Flights over sea 'routine training'
Updated: 2013-07-26 08:21
By Zhao Shengnan (Agencies)
Beijing on Thursday dismissed Japan's complaints of a Chinese military aircraft flying through international airspace near Japan's southern islands, saying it was not the first time a Chinese aircraft had conducted legal training in the western Pacific.
The flyover on Wednesday was part of the Chinese navy's routine training and "does not target any specific country or have any specific aim", Geng Yansheng, a defense ministry spokesman, said at a monthly news conference.
"The training is in accordance with international law and practice, and China has the legal right and freedom of flight over the relevant seas," he said. "We have had several such training exercises there before."
Japan's Defense Ministry on Wednesday scrambled fighter jets to keep watch on a Chinese Y-8 early-warning plane flying over international waters between Okinawa's main island and an outer island relatively close to the Diaoyu Islands, which both countries claim, in the East China Sea.
Japanese Defense Minister Itsunori Onodera said on Wednesday that the flight was "a sign of China's escalating maritime advance".
Japanese Prime Minister Shinzo Abe, before leaving for Malaysia, Singapore and the Philippines, where he was believed to discuss ways to contain China, said: "It was an unusual action that we have never seen before.
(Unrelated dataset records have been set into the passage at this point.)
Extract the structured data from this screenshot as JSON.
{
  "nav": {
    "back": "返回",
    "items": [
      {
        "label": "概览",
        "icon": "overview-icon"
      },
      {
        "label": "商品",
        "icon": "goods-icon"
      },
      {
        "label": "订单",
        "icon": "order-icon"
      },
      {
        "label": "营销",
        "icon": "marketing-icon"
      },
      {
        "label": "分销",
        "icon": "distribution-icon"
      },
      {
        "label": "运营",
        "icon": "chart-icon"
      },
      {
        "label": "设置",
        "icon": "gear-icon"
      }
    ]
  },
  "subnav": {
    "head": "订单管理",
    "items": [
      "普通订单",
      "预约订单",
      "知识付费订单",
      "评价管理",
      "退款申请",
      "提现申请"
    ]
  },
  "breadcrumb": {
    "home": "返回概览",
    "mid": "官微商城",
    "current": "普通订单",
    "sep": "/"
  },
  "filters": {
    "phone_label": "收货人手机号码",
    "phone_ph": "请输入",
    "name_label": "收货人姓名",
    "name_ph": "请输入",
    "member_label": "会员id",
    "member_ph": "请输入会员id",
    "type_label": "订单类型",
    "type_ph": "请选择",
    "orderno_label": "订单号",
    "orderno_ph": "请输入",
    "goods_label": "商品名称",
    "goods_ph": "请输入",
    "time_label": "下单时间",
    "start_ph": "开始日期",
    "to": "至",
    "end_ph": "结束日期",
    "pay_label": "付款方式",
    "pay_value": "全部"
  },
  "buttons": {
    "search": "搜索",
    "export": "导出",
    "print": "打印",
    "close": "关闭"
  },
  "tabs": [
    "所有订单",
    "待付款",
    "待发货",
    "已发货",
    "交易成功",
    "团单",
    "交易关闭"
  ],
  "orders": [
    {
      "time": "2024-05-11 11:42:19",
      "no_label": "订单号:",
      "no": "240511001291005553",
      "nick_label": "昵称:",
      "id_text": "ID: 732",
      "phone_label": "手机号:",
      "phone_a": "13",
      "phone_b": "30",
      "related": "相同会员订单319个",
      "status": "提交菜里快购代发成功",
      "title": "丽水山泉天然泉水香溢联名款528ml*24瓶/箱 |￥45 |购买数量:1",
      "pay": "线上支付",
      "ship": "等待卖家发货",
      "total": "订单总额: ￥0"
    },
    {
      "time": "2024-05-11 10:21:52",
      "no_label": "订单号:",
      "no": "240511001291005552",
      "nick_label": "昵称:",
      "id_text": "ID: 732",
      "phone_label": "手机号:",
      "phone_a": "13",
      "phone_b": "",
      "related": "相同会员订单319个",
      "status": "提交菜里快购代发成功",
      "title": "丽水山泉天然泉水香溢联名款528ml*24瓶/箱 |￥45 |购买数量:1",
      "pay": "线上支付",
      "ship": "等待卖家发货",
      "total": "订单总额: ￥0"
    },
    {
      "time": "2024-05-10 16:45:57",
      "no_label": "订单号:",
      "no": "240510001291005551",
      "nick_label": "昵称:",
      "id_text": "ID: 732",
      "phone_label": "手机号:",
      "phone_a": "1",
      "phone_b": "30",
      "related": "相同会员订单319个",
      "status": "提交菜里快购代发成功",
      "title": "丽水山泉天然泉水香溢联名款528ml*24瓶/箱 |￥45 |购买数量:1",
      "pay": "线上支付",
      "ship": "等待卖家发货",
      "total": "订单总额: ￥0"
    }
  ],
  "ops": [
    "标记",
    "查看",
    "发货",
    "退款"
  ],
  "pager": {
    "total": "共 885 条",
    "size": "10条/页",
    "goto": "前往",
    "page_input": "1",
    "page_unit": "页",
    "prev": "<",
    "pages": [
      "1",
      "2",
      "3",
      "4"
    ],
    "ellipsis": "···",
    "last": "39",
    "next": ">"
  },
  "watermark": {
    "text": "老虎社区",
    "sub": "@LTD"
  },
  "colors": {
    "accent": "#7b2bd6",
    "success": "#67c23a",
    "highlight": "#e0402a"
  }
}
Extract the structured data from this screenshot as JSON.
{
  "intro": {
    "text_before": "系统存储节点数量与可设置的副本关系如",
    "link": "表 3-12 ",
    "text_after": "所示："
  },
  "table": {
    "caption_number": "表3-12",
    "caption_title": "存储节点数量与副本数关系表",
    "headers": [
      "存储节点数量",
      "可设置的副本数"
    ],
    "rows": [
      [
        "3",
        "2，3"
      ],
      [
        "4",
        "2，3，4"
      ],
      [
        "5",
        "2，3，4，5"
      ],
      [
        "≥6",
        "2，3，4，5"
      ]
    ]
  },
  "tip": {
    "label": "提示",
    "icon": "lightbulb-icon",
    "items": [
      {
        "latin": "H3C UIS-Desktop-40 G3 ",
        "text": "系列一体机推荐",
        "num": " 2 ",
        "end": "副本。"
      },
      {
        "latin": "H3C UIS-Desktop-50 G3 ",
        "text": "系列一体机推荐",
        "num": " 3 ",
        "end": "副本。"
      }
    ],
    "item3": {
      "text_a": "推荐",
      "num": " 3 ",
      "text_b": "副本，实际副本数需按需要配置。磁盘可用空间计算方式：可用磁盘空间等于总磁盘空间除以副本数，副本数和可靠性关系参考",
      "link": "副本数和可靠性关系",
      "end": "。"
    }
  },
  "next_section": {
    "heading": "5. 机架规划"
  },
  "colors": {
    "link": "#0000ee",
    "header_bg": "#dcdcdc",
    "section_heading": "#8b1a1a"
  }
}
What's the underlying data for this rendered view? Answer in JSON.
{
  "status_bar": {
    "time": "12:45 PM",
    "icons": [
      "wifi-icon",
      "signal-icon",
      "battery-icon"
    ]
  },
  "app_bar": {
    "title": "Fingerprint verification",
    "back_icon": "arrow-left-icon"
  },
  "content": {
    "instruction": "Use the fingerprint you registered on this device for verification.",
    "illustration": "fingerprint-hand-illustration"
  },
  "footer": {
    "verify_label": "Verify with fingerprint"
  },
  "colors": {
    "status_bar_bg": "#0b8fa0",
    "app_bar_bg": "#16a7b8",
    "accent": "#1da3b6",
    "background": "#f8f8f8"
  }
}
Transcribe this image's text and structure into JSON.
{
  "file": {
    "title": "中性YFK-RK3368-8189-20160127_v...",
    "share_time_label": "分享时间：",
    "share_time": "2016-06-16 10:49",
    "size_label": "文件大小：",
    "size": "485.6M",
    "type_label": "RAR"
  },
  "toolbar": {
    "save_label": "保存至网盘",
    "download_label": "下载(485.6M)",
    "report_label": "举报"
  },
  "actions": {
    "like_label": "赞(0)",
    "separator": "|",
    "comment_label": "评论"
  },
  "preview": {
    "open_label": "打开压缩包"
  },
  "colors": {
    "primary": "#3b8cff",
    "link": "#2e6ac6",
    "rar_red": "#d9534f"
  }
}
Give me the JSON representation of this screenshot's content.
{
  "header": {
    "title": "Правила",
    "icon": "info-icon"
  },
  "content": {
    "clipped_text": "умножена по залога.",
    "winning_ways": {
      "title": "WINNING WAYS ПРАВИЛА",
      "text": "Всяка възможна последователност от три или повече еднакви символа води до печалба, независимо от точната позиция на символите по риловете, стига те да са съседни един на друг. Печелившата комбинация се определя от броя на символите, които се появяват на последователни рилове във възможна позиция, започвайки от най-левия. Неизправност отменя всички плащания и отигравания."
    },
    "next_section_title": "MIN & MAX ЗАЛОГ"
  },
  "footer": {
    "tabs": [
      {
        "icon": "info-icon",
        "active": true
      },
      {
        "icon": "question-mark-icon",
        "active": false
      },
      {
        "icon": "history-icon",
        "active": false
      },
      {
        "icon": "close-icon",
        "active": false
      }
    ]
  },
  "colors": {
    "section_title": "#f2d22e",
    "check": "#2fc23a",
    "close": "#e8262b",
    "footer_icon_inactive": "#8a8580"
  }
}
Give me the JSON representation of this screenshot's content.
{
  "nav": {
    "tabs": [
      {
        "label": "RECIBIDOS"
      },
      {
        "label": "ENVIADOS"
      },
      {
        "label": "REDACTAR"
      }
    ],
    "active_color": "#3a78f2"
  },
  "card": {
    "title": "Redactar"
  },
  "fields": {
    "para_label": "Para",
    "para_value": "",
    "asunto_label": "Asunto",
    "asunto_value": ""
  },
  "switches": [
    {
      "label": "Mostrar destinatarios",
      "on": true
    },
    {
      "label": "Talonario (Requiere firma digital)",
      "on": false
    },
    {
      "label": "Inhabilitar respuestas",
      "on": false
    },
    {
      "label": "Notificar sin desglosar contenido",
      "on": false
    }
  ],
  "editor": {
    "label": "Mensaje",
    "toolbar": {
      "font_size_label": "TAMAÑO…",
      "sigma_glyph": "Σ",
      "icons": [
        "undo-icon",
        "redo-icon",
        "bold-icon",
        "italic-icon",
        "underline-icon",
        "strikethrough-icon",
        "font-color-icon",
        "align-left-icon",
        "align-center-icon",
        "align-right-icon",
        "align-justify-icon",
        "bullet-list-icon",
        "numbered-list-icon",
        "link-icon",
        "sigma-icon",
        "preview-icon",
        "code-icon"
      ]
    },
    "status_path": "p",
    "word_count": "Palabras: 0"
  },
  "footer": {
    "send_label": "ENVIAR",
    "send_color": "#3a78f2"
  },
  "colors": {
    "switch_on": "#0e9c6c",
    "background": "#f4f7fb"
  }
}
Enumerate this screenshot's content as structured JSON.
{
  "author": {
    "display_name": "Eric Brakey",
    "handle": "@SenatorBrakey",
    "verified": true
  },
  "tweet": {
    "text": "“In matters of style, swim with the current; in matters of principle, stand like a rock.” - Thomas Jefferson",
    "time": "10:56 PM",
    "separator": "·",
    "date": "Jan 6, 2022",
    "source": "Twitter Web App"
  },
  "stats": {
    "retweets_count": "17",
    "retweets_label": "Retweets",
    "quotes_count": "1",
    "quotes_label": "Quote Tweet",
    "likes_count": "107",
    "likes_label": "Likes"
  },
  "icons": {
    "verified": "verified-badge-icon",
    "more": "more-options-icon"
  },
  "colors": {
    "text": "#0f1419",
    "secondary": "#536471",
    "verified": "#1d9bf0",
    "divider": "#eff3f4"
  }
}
We'll keep monitoring with great interest".
China-Japan ties have been strained since Tokyo illegally "nationalized" part of the Diaoyu Islands last September.
Observers said Japan is flaring up "Chinese threats" as an excuse for beefing up military power, and has increased the risks of conflict by challenging Chinese legal rights in international airspace and high seas.
Xing Guangmei, a Beijing-based military expert, said: "Japan's monitoring is an unfriendly move and may cause clashes if its planes get too close to the Chinese plane," she said.
Also on Wednesday, Japan's coast guard said they spotted four Chinese coast guard vessels near the Diaoyu Islands.
"Tokyo is making a fuss of almost all Chinese activities in the sea to force China to give up its sovereignty, but China's growing strength will allow it to send more military forces to safeguard its legitimate interests," Xing said.
Gao Hong, a professor at the Chinese Academy of Social Sciences, said: "China is not responsible for Japan's unnecessary concerns since it is Japan, or rather its right-wing forces, that is playing the China card to woo support at home and abroad for its moves to break post-war restraints, including amending its pacifist constitution and developing a regular army."
Mo Jingxi and Reuters contributed to this story.